Academic Medicine:
doi: 10.1097/ACM.0b013e3182582b18
Faculty Issues
Abstract

Purpose: Vital, productive faculty are critical to academic medicine, yet studies indicate high dissatisfaction and attrition. The authors sought to identify key personal and cultural factors associated with intentions to leave one’s institution and/or academic medicine.

Method: From 2007 through early 2009, the authors surveyed a stratified random sample of 4,578 full-time faculty from 26 representative U.S. medical schools. The survey asked about advancement, engagement, relationships, diversity and equity, leadership, institutional values and practices, and work–life integration. A two-level, multinomial logit model was used to predict leaving intentions.

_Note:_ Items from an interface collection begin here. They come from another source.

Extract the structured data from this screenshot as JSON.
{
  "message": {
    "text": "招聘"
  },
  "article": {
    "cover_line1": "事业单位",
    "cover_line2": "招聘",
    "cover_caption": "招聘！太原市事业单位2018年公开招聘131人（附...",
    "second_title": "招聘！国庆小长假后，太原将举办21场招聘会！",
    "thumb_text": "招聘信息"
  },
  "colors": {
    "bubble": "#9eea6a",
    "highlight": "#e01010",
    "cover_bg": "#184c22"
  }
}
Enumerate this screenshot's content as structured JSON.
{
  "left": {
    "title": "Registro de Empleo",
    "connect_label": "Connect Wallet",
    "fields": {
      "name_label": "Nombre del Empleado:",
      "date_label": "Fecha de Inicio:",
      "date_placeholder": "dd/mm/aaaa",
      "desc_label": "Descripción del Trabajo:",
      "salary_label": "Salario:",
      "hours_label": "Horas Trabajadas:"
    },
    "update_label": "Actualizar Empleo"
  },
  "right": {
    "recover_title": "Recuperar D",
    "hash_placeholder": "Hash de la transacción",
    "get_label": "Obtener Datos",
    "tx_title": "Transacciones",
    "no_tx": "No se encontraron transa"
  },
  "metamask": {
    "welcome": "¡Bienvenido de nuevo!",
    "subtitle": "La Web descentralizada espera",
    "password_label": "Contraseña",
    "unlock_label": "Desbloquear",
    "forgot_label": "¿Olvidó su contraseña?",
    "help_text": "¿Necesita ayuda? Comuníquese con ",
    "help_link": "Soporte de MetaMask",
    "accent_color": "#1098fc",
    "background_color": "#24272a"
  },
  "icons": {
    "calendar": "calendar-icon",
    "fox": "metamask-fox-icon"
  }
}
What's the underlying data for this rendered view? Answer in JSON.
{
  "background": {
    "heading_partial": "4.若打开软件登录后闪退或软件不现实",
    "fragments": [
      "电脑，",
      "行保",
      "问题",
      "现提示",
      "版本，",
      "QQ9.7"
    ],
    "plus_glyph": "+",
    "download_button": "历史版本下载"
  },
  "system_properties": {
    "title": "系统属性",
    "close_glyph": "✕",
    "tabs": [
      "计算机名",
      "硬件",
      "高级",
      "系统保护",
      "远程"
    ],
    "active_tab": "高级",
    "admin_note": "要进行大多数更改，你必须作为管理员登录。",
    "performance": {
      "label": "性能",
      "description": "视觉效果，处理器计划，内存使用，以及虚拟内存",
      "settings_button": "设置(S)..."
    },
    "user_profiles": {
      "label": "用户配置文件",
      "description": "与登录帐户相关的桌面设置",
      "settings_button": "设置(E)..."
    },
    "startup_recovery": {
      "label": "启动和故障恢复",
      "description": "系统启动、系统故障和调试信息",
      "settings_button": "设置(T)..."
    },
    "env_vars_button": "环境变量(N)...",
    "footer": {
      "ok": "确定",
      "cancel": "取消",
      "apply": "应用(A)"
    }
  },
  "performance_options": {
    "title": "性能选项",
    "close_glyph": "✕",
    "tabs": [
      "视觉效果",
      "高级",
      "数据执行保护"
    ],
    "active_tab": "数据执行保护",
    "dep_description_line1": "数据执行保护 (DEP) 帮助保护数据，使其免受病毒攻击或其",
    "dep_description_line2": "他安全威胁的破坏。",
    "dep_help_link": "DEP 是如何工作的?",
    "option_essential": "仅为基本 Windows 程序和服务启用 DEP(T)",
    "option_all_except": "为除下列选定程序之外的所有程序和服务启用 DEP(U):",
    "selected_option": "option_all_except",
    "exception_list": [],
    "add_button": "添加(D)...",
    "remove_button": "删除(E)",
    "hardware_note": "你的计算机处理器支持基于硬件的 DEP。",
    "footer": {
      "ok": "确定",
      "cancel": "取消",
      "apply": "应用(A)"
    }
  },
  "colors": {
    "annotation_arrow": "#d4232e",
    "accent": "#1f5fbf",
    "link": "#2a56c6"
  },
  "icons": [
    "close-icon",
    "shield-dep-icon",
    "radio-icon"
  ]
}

Results: A total of 2,381 faculty responded (52%); 1,994 provided complete data for analysis. Of these, 1,062 (53%) were female and 475 (24%) were underrepresented minorities in medicine. Faculty valued their work, but 273 (14%) had seriously considered leaving their own institution during the prior year and 421 (21%) had considered leaving academic medicine altogether because of dissatisfaction; an additional 109 (5%) cited personal/family issues and 49 (2%) retirement as reasons to leave. Negative perceptions of the culture—unrelatedness, feeling moral distress at work, and lack of engagement—were associated with leaving for dissatisfaction. Other significant predictors were perceptions of values incongruence, low institutional support, and low self-efficacy. Institutional characteristics and personal variables (e.g., gender) were not predictive.

Conclusions: Findings suggest that academic medicine does not support relatedness and a moral culture for many faculty. If these issues are not addressed, academic health centers may find themselves with dissatisfied faculty looking to go elsewhere.

Author Information

Dr. Pololi is senior scientist and resident scholar, Women’s Studies Research Center, and director, National Initiative on Gender, Culture and Leadership in Medicine: C-Change, Brandeis University, Waltham, Massachusetts; and director, faculty mentoring programs, Department of Medicine, Weill Cornell Medical College, New York, New York.

Dr. Krupat is director, Center for Evaluation, Harvard Medical School, and associate professor of psychology, Department of Psychiatry, Beth Israel Deaconess Medical Center, Boston, Massachusetts.

Dr. Civian is analyst, Women’s Studies Research Center, Brandeis University, Waltham, Massachusetts.

Dr. Ash is professor and division chief, Department of Quantitative Health Sciences, University of Massachusetts Medical School, Worcester, Massachusetts. At the time of this study, she was research professor of medicine and public health, Boston University School of Medicine, Boston, Massachusetts.

Dr. Brennan is research associate, Harvard School of Public Health, Boston, Massachusetts.

Correspondence should be addressed to Dr. Pololi, National Initiative on Gender, Culture and Leadership in Medicine: C-Change, Brandeis University, 415 South St., Mailstop 079, Waltham, MA 02454-9110; telephone: (781) 736-8120; fax: (781) 736-8117; e-mail: lpololi@brandeis.edu.

© 2012 Association of American Medical Colleges